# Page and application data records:
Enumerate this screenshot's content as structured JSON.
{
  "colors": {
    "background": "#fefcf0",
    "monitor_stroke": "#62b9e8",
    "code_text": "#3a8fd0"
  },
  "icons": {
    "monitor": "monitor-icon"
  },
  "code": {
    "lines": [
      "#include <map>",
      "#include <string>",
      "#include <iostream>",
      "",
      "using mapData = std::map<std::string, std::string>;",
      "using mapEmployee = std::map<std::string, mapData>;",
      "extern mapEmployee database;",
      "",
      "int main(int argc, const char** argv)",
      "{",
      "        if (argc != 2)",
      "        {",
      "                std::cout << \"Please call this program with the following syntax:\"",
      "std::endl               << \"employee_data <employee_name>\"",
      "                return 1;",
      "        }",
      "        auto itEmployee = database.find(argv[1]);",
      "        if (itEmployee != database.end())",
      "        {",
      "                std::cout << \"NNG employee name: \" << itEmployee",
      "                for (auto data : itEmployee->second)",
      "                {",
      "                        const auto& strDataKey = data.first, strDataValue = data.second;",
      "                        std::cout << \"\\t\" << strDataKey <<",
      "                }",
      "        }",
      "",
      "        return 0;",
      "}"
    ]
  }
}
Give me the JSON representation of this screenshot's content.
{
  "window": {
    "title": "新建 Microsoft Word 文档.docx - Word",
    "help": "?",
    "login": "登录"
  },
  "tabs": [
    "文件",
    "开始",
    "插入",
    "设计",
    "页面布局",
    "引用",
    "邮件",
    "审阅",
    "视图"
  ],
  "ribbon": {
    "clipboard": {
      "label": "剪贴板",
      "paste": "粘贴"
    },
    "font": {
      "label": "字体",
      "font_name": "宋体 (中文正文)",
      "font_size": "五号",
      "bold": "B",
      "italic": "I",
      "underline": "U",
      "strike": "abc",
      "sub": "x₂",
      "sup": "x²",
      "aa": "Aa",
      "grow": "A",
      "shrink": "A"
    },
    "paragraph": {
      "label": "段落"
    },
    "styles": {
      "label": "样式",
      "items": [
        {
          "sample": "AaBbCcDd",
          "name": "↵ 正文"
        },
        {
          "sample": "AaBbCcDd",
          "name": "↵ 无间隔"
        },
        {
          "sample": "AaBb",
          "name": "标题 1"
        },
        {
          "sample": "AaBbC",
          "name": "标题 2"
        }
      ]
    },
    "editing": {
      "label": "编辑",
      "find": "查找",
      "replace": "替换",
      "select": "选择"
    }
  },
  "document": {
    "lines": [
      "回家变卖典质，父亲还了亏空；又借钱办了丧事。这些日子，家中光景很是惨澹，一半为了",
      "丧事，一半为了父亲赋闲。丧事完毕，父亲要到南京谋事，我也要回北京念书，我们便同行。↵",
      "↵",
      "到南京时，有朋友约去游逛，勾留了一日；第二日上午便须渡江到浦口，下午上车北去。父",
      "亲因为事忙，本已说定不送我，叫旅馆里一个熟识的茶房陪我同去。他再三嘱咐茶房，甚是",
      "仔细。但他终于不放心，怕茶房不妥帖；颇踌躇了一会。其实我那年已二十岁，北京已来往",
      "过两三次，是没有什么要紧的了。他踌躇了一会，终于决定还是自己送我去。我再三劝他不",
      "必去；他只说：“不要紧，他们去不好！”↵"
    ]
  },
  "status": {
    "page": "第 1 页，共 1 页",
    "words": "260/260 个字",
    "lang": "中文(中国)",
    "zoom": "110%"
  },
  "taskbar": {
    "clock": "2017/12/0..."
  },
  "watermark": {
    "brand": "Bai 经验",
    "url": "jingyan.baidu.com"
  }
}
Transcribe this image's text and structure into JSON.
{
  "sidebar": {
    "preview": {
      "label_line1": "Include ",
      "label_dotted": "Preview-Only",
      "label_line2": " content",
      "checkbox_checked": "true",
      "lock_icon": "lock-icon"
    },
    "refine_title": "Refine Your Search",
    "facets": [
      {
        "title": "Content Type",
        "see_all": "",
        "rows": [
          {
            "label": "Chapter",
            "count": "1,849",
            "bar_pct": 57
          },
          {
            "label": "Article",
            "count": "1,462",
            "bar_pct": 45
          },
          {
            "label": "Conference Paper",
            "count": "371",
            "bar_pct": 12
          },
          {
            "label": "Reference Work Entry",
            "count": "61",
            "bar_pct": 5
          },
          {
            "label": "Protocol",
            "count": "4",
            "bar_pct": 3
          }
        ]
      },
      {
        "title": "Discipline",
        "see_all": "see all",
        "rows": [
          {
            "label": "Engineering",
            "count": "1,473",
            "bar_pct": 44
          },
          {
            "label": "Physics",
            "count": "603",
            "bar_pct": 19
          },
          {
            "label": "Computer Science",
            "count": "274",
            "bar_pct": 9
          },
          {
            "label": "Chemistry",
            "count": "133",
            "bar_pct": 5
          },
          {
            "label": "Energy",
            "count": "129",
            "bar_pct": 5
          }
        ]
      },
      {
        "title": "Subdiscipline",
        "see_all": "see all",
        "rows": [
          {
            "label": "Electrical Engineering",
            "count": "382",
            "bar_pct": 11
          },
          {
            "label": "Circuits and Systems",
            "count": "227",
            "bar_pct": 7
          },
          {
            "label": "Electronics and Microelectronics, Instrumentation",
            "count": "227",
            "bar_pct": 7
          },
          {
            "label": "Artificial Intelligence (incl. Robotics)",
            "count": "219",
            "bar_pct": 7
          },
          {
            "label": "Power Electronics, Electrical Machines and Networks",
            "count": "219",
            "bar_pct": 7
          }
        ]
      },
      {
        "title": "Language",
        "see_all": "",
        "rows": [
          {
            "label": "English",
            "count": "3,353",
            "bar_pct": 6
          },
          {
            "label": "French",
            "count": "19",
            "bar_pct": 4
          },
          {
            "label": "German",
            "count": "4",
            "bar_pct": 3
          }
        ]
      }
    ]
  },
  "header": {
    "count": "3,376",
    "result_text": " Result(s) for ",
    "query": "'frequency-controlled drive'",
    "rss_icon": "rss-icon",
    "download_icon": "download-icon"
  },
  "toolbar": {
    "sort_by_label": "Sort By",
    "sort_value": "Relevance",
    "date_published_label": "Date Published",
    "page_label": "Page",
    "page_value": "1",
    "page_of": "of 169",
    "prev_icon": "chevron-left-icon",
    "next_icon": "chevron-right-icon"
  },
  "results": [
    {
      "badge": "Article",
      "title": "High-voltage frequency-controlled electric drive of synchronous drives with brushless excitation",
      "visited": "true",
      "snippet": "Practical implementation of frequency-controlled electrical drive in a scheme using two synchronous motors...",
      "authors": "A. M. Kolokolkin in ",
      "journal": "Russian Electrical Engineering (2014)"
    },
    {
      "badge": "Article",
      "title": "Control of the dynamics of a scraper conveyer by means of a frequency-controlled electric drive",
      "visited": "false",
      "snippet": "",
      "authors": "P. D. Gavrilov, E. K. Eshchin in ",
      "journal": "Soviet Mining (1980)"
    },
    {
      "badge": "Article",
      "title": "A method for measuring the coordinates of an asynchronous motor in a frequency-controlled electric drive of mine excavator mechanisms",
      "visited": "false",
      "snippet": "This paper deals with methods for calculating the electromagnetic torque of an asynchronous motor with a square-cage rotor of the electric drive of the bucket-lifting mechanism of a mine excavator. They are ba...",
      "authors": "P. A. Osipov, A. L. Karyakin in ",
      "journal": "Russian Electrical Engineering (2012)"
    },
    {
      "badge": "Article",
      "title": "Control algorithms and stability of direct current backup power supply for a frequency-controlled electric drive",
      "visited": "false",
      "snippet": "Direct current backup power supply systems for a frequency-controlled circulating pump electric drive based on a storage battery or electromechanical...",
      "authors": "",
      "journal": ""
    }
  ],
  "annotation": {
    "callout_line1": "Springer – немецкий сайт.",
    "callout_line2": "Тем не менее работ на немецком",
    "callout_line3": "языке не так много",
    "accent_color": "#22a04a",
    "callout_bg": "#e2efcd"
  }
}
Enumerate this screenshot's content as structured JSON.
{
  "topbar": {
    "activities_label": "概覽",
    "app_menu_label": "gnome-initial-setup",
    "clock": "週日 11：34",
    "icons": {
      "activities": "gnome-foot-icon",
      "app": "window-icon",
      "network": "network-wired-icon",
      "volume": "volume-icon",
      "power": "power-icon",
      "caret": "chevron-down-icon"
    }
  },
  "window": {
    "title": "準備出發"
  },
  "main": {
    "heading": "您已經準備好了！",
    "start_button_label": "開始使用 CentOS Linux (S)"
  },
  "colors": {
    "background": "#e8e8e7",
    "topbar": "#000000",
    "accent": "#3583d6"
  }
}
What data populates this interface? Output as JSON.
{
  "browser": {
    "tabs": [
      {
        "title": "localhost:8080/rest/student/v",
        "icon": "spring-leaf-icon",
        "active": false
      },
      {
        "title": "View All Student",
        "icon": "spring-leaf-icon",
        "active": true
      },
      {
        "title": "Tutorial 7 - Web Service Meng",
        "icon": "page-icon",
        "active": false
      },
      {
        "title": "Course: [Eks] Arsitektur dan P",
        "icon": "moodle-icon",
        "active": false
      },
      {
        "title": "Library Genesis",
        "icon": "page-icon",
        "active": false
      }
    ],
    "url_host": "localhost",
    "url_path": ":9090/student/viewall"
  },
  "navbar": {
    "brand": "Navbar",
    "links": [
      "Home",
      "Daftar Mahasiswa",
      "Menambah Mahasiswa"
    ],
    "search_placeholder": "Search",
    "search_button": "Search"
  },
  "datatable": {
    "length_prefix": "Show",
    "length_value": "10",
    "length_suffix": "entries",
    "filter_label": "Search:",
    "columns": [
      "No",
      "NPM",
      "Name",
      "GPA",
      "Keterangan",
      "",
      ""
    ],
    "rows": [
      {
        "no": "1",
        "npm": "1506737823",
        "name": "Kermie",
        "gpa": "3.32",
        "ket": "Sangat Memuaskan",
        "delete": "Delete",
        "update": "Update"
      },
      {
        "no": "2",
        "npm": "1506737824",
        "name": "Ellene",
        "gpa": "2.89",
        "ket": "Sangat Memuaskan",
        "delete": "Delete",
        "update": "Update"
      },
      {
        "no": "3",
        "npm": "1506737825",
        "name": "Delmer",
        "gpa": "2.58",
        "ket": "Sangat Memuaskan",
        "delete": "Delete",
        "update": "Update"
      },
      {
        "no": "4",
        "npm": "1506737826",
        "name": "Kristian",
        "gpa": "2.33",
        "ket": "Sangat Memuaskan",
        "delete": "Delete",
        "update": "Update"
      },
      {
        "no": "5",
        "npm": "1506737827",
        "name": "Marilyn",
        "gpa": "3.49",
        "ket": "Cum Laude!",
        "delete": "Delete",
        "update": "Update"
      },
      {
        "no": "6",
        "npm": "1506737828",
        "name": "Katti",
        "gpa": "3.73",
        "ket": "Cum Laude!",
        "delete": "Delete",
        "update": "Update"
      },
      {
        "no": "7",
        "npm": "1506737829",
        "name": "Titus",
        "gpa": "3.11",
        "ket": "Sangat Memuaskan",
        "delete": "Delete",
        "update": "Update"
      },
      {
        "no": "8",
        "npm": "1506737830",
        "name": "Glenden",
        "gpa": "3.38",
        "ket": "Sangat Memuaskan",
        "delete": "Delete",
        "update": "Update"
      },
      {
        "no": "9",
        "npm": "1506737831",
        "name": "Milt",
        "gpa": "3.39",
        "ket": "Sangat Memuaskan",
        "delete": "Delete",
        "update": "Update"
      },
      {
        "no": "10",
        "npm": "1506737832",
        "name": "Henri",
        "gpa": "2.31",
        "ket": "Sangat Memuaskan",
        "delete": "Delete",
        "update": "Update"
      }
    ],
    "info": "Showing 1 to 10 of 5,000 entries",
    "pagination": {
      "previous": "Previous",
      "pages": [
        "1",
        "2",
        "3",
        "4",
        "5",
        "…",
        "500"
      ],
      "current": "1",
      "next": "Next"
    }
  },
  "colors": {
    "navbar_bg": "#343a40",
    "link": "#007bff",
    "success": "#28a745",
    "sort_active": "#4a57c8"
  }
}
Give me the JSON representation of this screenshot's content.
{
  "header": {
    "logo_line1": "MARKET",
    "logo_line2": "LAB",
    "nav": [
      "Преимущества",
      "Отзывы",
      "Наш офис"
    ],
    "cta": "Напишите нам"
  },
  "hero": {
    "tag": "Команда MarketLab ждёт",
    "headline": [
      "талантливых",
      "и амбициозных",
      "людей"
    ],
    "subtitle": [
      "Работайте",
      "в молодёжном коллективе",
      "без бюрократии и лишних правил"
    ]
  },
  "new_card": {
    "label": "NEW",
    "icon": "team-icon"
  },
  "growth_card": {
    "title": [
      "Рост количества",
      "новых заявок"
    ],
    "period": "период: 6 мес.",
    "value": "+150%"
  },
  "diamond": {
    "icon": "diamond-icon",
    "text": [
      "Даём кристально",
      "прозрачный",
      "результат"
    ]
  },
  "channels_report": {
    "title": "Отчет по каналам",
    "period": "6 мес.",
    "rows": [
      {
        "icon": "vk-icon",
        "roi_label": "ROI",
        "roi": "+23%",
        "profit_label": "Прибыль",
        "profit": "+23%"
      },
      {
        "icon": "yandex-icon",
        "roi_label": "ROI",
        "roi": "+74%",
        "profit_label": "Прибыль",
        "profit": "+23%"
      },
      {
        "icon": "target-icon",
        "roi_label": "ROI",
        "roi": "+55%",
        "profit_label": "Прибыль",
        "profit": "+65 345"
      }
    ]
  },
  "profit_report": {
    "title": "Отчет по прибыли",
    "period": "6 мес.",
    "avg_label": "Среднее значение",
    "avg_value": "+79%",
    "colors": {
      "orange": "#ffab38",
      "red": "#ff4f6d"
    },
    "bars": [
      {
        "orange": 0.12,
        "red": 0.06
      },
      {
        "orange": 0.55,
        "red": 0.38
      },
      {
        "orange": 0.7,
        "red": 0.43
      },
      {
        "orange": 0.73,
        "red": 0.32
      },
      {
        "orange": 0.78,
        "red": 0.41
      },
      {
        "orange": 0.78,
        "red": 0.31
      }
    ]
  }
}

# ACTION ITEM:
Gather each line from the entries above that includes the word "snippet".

# YOUR RESPONSE:
      "snippet": "Practical implementation of frequency-controlled electrical drive in a scheme using two synchronous motors...",
      "snippet": "",
      "snippet": "This paper deals with methods for calculating the electromagnetic torque of an asynchronous motor with a square-cage rotor of the electric drive of the bucket-lifting mechanism of a mine excavator. They are ba...",
      "snippet": "Direct current backup power supply systems for a frequency-controlled circulating pump electric drive based on a storage battery or electromechanical...",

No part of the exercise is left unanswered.